Two panelist, Brazilian director Kleber Mendonca and Israeli-born Nadav Lapid, steered the conversation to the filmmaker’s job, regardless of the state of the industry. Mendonca, who won the Jury Prize at Cannes in 2019 for “Bacurau,” admitted that “theatrical release builds character” but said, “Technique has changed – you can make films with an iOhone or in 70mm or on a high quality digital camera, but to me those are just details. What you have to deal with is how to bring people together to make a film, and how to respect them and develop ideas.”

And Lapid, whose last film, “Ahed’s Knee,” was at Cannes last year, added, “We all run to save the cinema, but what are we saving? Are we trying to save something that really talks about existence? I don’t think we’re sufficiently asking ourselves these questions or are really using all the ways we have at our disposal to ask ourselves about these truths.”

The final panelist, Moroccan-born and French-based director Robin Campillo (“BPM (Beats Per Minute)”), admitted that the only thing he watches on Netflix is “a Spanish series with bare-chested men who kill each other, and that makes me happy.”

But he also said that he doesn’t think there’s any reason to fear the future. “It’s true we’re living in strange times, but we’ve always been in strange times,” he said. “When TV was invented, we had Godard and Fellini talking about film versus TV.”

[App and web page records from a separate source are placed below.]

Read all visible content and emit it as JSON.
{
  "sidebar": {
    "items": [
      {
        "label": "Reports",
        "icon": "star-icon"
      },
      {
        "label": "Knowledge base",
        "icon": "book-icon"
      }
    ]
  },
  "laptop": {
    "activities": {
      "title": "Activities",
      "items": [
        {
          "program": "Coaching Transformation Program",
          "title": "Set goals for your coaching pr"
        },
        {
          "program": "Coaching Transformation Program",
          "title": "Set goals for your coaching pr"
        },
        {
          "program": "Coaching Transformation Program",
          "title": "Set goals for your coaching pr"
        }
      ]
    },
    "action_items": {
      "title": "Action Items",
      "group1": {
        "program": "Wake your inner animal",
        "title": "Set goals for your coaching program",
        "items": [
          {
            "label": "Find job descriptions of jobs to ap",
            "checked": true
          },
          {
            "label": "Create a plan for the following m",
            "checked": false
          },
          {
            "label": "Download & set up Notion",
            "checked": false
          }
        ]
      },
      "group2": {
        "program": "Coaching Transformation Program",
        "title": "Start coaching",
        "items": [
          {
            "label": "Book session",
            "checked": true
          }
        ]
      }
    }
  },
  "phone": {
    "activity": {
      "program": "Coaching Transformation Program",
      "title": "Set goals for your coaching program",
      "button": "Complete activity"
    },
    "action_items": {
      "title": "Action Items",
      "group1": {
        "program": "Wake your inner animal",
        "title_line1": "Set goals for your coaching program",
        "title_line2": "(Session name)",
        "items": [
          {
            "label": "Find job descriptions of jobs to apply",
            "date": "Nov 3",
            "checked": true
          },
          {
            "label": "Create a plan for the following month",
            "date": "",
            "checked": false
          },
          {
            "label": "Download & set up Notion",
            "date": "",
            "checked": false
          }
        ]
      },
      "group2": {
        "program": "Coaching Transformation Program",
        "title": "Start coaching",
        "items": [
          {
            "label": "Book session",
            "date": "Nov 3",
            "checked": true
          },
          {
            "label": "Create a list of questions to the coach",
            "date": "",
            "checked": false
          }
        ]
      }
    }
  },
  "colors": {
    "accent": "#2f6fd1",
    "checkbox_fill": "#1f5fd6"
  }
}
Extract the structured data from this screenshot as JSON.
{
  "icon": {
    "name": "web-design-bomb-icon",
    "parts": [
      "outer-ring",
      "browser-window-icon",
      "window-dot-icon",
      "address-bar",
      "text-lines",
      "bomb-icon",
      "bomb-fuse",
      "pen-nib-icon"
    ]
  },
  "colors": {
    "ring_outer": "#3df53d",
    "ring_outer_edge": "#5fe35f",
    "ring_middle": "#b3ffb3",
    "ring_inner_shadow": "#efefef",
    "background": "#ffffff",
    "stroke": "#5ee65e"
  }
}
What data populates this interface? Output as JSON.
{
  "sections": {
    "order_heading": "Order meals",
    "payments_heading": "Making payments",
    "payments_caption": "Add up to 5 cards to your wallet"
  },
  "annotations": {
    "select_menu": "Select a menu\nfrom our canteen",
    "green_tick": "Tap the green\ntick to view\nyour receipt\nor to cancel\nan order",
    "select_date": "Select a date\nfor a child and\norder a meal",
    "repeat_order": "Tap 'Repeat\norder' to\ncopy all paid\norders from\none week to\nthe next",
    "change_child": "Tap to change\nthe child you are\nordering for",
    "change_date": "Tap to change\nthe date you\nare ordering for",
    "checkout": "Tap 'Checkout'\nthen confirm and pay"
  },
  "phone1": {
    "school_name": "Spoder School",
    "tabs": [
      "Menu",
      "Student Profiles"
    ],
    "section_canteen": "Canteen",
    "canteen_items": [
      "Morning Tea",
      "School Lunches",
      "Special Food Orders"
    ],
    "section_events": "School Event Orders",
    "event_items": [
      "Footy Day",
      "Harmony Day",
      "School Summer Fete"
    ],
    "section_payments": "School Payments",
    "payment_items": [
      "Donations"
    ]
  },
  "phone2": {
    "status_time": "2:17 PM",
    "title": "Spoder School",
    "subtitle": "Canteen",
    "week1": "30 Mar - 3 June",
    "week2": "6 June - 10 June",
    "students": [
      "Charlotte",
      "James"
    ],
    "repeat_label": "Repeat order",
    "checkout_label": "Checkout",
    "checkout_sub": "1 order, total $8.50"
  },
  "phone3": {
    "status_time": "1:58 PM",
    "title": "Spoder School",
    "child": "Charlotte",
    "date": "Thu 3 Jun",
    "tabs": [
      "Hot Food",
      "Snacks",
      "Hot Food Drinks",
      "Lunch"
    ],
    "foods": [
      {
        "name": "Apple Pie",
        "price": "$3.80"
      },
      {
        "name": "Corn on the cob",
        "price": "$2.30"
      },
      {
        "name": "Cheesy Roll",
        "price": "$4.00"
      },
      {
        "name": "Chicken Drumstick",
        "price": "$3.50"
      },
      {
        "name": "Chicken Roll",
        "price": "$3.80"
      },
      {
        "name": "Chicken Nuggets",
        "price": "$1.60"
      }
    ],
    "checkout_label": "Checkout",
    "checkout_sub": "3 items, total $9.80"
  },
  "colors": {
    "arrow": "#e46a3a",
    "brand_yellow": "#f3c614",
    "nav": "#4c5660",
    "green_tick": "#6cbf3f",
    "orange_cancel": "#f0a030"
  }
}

Other directors, including Lynne Ramsay and Cristian Mungiu, are expected to join del Toro on Wednesday for the second half of the symposium.